With these added steps, the lock can be bumped much quicker. The bumping process relies on moving the pins the same way as the picking process described above, but it moves them all at the same time. With each bump, the key will attempt to move the pins to the shear line, and must be turned as the lock is bumped.
a. Strike the key with a rubber hammer or comb when it is in the lock.
b. Turn the key as the key is struck.
This may take a few hits, and make sure you are turning the key the correct direction.
This is a destructive entry method and will ruin your lock because the process is based around breaking the locking mechanisms. This process requires a drill and several drill bits increasing in size. The bit size will need to be increased until the pin and tumbler system is destroyed. There are no real steps beside:
1. Place the drill bit on the side of the lock where the teeth of the key would go (this is the side that will have the pins) and drill.
2. Turn the lock with a flat head screwdriver, and if it does not open increase the size of the drill bit.
These are the methods that your locksmith is going to use 98% of the time. If you do end up calling a locksmith, you may also notice that they can do these things in a matter of seconds. Always remember that locksmithing is an art more than it is an exact science and that success will be dependent on practice. So pick it or bump it, but if you drill it make sure that you replace the lock. Now you know the top three ways that an expert locksmith would use to open your door, you might find that some of these methods don’t work on your particular locks. You may need to find another way to gain entry. Once you get good at raking the lock, you may find that you prefer single pin picking.
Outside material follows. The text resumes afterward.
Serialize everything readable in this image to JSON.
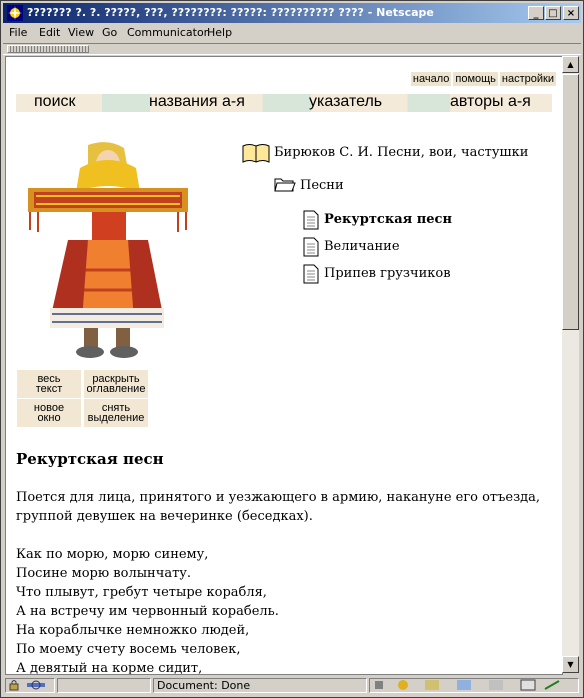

As you practice, you will hone your skills, find new/better ways, and you will never be locked out of your home again.
Category: How To's, Residential, Tools of the Trade